This is because Frostgrave has a pretty brutal combat system. Even if warriors are equipped with the strongest armour and expertly trained, one bad roll can see them taken out in a single hit. This makes for some really fast and frenetic skirmishes, with entire dynamics changing as the result of one crucial die roll. It also means that getting into pointless fights can really screw you over, inviting a more tactical approach rather than just slamming your models together and hoping for the best. It’s all to serve the true reason your wizard has delved into this fight in the first place.
In Frostgrave the true prize isn’t some arbitrary victory points for taking out your enemy’s prized dragon. In fact, you don’t get anything for killing enemy units - even rival wizards. Outside of scenario specific objectives, all of your experience and rewards come from casting spells and grabbing the most precious resource in the game: treasure.

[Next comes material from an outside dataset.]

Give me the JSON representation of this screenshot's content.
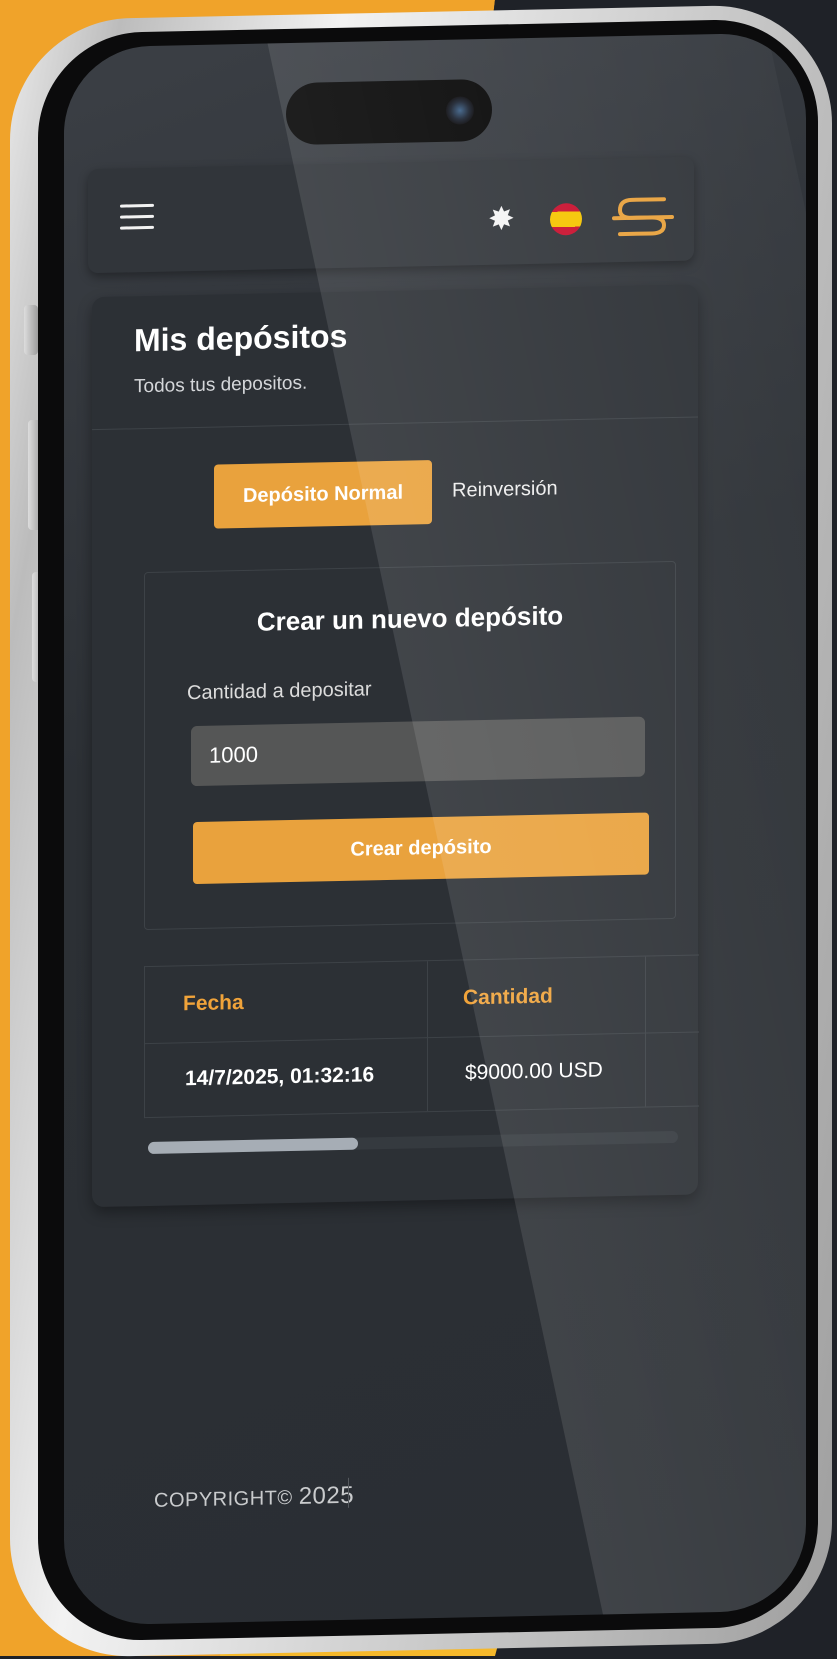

After setting up a dense and complicated board of terrain befitting the ruinous maze of Frostgrave, you and your opponent will sprinkle your beautiful board with some precious treasures. What these treasures actually are will be determined after the game is done, but suffice to say they are absolutely worth the effort. Each player places two treasures each, with one more placed slapbang in the middle of the board - meaning there’s always one more just within reach that you’ll definitely have to fight over.
This isn’t a game for pacifists - you absolutely will be fighting. It’s just that your primary goal will be dragging those heavy treasure chests off the board rather than painting the snow red with your enemy’s viscera.
One of the things I love most about Frostgrave’s singular focus is that you can always prepare for the next random event you’ll be encountering because the primary objective always remains the same. The scenarios in the book add some side objectives you can complete to grab some experience, as well as some interesting obstacles that halt your process towards those chests. Giant worm attacks, magical statues that zap you with random spells, unending skeletal hordes - there’s a lot of danger awaiting you in the frozen city.
One of the best parts of playing Frostgrave is after the game is already finished and you get to roll on the treasure tables to see which magical weapons and trinkets you’ve unearthed, how much gold you’ll be able to fill your coffers with, or the new spells you’ll be able to learn.
All this stuff is included right in the main book: 20 different scenarios, all the base upgrades and magical items you could ever want, optional rules like randomly-spawning monsters and critical hits. It’s an absolute plethora of content packed into such a lightweight book and there’s plenty of expandable content to supplement it, including fully fleshed-out linear campaigns for long-term players. Not to mention there’s an entire sister game set in a sci-fi, spacefaring future with aliens, spaceships and everything else you might expect from the genre by the name of Stargrave.
If you’ve got some miniatures and terrain lying around, or don’t mind constructing some stuff out of paper, I absolutely urge you to grab Frostgrave’s book or rules PDF and get playing.